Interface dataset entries
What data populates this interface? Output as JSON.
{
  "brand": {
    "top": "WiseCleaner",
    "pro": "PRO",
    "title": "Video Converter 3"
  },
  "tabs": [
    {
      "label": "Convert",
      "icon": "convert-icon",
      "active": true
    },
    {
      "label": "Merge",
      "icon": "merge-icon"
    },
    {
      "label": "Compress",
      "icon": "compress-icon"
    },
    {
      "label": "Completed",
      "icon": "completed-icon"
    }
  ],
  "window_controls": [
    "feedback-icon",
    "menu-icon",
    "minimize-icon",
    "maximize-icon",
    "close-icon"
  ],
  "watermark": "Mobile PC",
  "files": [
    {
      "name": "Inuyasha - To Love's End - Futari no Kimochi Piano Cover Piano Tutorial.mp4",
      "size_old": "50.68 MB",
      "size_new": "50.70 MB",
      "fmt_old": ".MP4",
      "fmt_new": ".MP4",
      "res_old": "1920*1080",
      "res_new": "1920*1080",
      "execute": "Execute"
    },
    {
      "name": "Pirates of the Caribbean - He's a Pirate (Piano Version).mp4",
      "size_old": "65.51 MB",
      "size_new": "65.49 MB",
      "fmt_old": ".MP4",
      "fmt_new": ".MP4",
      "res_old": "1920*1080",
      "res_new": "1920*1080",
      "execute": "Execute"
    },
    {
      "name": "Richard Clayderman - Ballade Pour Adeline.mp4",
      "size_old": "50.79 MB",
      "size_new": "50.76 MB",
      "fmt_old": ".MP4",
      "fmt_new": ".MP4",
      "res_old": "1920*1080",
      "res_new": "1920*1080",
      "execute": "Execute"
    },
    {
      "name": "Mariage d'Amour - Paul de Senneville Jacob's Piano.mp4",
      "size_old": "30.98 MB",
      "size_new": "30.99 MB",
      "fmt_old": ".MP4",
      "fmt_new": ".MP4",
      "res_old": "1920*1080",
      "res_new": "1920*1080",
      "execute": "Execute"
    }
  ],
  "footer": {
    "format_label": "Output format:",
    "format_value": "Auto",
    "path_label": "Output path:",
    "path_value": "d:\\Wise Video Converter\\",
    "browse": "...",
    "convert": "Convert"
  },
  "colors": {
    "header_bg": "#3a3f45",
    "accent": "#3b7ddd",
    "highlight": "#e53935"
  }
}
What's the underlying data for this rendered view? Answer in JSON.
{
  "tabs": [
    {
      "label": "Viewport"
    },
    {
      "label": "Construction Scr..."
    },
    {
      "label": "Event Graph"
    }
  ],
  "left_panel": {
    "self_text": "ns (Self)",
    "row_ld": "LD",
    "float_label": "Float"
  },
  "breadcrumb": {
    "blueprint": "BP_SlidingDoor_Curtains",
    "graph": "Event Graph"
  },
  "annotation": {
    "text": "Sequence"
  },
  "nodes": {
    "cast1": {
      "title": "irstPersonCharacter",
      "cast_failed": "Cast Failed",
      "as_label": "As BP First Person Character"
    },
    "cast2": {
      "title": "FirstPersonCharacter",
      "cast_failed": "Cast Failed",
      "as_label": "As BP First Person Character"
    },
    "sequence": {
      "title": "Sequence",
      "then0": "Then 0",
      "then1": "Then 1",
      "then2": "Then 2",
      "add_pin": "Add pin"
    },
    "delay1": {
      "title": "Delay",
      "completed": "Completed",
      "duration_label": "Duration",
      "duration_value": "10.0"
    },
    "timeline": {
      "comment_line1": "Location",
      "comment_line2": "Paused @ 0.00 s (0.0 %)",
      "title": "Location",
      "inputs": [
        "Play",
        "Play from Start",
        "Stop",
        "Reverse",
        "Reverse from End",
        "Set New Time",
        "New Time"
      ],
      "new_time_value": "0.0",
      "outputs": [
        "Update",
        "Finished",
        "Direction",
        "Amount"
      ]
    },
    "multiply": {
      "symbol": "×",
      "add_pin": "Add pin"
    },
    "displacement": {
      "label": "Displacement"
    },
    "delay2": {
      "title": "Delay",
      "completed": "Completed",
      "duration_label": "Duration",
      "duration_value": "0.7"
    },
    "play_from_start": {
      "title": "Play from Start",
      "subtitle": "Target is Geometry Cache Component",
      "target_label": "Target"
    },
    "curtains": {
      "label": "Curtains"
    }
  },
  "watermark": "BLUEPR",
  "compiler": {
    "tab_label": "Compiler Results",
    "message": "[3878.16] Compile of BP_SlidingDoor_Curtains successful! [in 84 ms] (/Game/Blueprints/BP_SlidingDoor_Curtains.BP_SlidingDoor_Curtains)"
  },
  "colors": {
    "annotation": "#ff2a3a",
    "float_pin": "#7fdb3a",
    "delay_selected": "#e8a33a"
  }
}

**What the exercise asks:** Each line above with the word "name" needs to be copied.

**Written answer:**
      "name": "Inuyasha - To Love's End - Futari no Kimochi Piano Cover Piano Tutorial.mp4",
      "name": "Pirates of the Caribbean - He's a Pirate (Piano Version).mp4",
      "name": "Richard Clayderman - Ballade Pour Adeline.mp4",
      "name": "Mariage d'Amour - Paul de Senneville Jacob's Piano.mp4",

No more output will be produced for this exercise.